Bavaria’s Minister of Social Affairs, Carolina Trautner (CSU), also called the fund a “sign against right-wing extremism”. “It is indescribable how much suffering the attack on the Munich Oktoberfest caused.” For Munich’s Lord Mayor Dieter Reiter (SPD), the joint fund comes “much too late”, but it shows “that all political levels are willing To give people of this incredibly cruel right-wing terrorist attack the attention and financial support they have long deserved ”.
Reassessment of the attack
The compensation comes about because the federal prosecutor’s office reassessed the attack in July. For almost six years, the authority had reopened the investigation after the single perpetrator thesis was repeatedly questioned and new indications of accomplices were found. The search for clues was unsuccessful – the federal prosecutor’s office now officially classified the act as right-wing extremist for the first time. The conviction of the assassin and his relevant contacts to the right-wing extremist military sports group Hoffmann speak for this.
The victims had long fought for this recognition as a right-wing extremist act. Shortly after the reclassification in July 2020, Lambrecht’s Ministry announced compensation from the federal government.

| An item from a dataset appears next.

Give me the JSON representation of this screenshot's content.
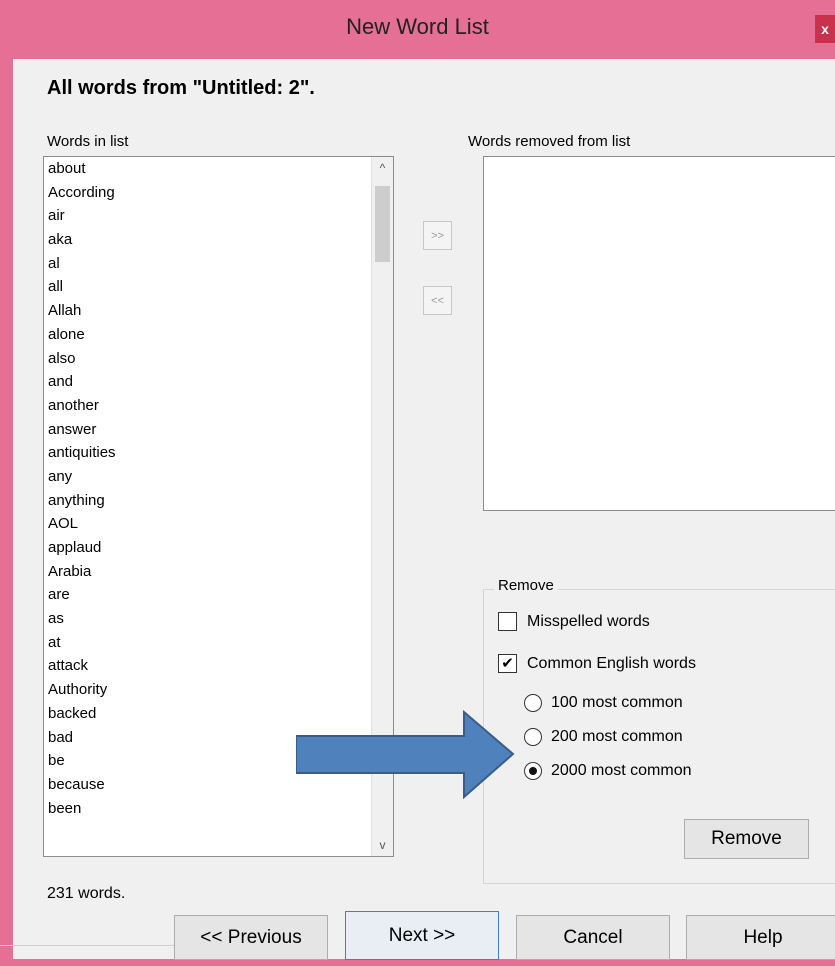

Now, shortly before the 40th anniversary of the assassination, this is being redeemed. The federal government, Bavaria and the city of Munich had struggled to the last about what the fund should look like and how it should reach the victims. Reiter was satisfied with the solution on Wednesday: It was Munich’s claim to “help the survivors as unbureaucratically as possible”.
Shortly after the attack, the Free State paid the injured person 500,000 DM as a kind of compensation for pain and suffering. From 1982 the city of Munich raised one million DM as emergency aid for the victims, and in the following year another 200,000 DM, also collected with donations. From 2018, the city paid a further 100,000 euros to finance treatment costs for those affected that were not paid by the pension offices. However, these payments were not considered official compensation.
Victims were “treated shabbily”
The Munich lawyer Werner Dietrich, who represents 16 victims of the attack, had long been demanding compensation from the federal government. According to his information, many of those affected never received the first compensation for pain and suffering from 1980. Dietrich was ambivalent about the current fund. “It is a success and great progress that the long stories of suffering of those affected are finally recognized,” he told the taz. Some of the victims had been “treated rather shabbily” by the authorities in the past. A “quick and unbureaucratic” payment is now decisive.
At the same time, Dietrich considers the sum of 1.2 million euros to be too low. The lawyer assumes there are still almost 100 victims of the attack who, according to his opinion, should be paid between 30,000 and 100,000 euros depending on the severity of the injury. The 1.2 million euros would not be enough for that. It would therefore have made more sense to have a “breathing upper limit” for the compensation, said Dietrich.
The victims of the attack will be remembered with a memorial ceremony on Saturday in Munich. In addition to survivors, Federal President Frank-Walter Steinmeier and Bavaria’s Prime Minister Markus Söder (CSU) should also speak there. At the same time, a new documentation site is to be opened for the attack.